# WORK REQUIRED:
Apart from the pictures, write out the records that follow exactly.

Element data from apps and pages:
== Segment start ==

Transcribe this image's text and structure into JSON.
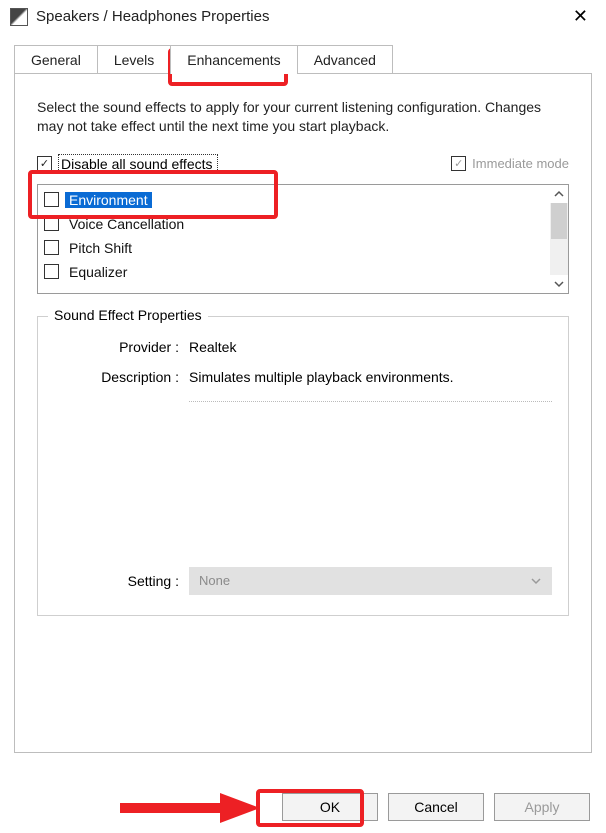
{
  "window": {
    "title": "Speakers / Headphones Properties",
    "close_glyph": "✕"
  },
  "tabs": {
    "general": "General",
    "levels": "Levels",
    "enhancements": "Enhancements",
    "advanced": "Advanced"
  },
  "instructions": "Select the sound effects to apply for your current listening configuration. Changes may not take effect until the next time you start playback.",
  "controls": {
    "disable_all_label": "Disable all sound effects",
    "immediate_label": "Immediate mode"
  },
  "effects": [
    {
      "label": "Environment",
      "selected": true
    },
    {
      "label": "Voice Cancellation",
      "selected": false
    },
    {
      "label": "Pitch Shift",
      "selected": false
    },
    {
      "label": "Equalizer",
      "selected": false
    }
  ],
  "fieldset": {
    "legend": "Sound Effect Properties",
    "provider_label": "Provider :",
    "provider_value": "Realtek",
    "description_label": "Description :",
    "description_value": "Simulates multiple playback environments.",
    "setting_label": "Setting :",
    "setting_value": "None"
  },
  "buttons": {
    "ok": "OK",
    "cancel": "Cancel",
    "apply": "Apply"
  }
}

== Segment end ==

# TASK RESPONSE:
Transcribe this image's text and structure into JSON.
{
  "window": {
    "title": "Speakers / Headphones Properties",
    "close_glyph": "✕"
  },
  "tabs": {
    "general": "General",
    "levels": "Levels",
    "enhancements": "Enhancements",
    "advanced": "Advanced"
  },
  "instructions": "Select the sound effects to apply for your current listening configuration. Changes may not take effect until the next time you start playback.",
  "controls": {
    "disable_all_label": "Disable all sound effects",
    "immediate_label": "Immediate mode"
  },
  "effects": [
    {
      "label": "Environment",
      "selected": true
    },
    {
      "label": "Voice Cancellation",
      "selected": false
    },
    {
      "label": "Pitch Shift",
      "selected": false
    },
    {
      "label": "Equalizer",
      "selected": false
    }
  ],
  "fieldset": {
    "legend": "Sound Effect Properties",
    "provider_label": "Provider :",
    "provider_value": "Realtek",
    "description_label": "Description :",
    "description_value": "Simulates multiple playback environments.",
    "setting_label": "Setting :",
    "setting_value": "None"
  },
  "buttons": {
    "ok": "OK",
    "cancel": "Cancel",
    "apply": "Apply"
  }
}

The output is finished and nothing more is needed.